Assigned task
Every line below that holds the string "JSON" should be copied out.

━━━━━ Record excerpts ━━━━━

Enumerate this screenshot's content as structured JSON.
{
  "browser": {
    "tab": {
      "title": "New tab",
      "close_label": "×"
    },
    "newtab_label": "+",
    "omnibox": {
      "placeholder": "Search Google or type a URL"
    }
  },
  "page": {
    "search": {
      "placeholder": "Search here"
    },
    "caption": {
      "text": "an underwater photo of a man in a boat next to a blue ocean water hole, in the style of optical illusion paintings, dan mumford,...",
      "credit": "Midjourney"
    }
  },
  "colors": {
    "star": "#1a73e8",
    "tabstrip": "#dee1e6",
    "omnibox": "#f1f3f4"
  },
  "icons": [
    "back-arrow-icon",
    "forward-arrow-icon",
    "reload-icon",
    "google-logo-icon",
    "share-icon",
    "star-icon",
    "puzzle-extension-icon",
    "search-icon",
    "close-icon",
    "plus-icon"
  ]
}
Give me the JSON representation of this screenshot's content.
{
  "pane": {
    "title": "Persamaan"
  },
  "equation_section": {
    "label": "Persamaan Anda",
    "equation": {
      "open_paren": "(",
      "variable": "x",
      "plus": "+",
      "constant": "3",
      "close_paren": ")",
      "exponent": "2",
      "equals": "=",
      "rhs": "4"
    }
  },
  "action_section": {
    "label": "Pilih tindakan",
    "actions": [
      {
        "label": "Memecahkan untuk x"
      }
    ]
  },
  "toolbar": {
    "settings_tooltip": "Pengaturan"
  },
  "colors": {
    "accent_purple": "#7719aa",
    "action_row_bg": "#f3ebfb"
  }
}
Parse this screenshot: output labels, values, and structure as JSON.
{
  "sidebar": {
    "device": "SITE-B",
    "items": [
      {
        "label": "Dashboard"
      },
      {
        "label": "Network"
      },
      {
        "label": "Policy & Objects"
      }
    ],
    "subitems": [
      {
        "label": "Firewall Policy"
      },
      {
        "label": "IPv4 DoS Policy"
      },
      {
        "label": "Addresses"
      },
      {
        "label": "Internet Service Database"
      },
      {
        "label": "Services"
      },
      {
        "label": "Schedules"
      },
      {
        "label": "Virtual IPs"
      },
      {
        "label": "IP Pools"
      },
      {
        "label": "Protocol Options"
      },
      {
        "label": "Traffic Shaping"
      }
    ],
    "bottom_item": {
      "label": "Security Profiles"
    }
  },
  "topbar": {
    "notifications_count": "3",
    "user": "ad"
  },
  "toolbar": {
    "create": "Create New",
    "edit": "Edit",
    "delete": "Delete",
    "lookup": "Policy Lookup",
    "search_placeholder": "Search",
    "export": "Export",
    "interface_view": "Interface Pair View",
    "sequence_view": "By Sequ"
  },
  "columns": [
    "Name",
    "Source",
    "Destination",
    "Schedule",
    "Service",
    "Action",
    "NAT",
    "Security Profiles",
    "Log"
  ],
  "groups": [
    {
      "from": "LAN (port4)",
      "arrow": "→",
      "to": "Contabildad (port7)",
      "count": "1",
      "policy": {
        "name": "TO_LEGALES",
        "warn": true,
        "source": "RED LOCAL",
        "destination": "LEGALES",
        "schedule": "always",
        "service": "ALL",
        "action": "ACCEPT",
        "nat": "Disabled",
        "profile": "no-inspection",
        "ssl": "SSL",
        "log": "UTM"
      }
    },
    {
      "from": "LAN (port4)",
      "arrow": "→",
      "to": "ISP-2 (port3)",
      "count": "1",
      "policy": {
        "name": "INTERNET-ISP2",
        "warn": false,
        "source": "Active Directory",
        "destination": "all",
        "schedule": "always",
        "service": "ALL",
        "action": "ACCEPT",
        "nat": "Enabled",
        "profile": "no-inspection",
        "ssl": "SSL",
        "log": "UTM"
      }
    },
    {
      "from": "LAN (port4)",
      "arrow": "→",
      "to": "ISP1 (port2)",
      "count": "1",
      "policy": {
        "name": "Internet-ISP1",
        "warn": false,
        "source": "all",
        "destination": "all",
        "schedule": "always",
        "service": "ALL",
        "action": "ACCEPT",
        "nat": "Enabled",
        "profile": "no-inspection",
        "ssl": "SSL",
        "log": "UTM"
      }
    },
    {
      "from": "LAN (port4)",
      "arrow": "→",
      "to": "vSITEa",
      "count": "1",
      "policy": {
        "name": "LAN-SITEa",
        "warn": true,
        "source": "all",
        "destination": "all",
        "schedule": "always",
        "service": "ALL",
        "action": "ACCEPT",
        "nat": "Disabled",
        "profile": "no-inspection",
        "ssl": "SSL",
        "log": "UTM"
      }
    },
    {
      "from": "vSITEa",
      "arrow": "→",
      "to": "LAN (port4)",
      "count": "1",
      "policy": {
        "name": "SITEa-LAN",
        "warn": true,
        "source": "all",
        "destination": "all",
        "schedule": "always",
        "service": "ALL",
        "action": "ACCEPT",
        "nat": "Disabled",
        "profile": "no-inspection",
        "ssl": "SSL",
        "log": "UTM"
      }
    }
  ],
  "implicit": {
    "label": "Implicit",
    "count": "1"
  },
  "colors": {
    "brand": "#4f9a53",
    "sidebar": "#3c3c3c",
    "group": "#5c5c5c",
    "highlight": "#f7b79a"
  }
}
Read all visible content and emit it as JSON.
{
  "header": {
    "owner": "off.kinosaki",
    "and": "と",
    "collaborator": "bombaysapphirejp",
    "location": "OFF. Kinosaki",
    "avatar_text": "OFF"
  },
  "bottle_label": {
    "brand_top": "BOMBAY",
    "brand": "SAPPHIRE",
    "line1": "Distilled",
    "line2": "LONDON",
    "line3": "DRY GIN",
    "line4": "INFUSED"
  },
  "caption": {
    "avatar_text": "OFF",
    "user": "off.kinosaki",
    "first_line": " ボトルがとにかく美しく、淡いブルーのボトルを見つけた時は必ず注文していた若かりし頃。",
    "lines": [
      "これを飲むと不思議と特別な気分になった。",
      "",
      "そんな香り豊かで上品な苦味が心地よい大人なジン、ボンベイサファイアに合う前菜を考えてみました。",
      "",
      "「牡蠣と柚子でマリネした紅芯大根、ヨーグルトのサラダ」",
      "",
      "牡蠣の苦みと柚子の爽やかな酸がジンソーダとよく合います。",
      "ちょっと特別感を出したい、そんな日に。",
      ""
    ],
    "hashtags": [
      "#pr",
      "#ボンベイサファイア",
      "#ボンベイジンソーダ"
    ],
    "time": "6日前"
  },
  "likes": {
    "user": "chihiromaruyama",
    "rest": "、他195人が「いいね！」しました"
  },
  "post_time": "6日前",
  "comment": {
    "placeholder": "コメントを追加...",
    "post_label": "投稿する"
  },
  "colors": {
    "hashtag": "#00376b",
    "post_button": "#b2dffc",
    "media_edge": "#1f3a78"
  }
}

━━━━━

Response to the task
Enumerate this screenshot's content as structured JSON.
Give me the JSON representation of this screenshot's content.
Parse this screenshot: output labels, values, and structure as JSON.
Read all visible content and emit it as JSON.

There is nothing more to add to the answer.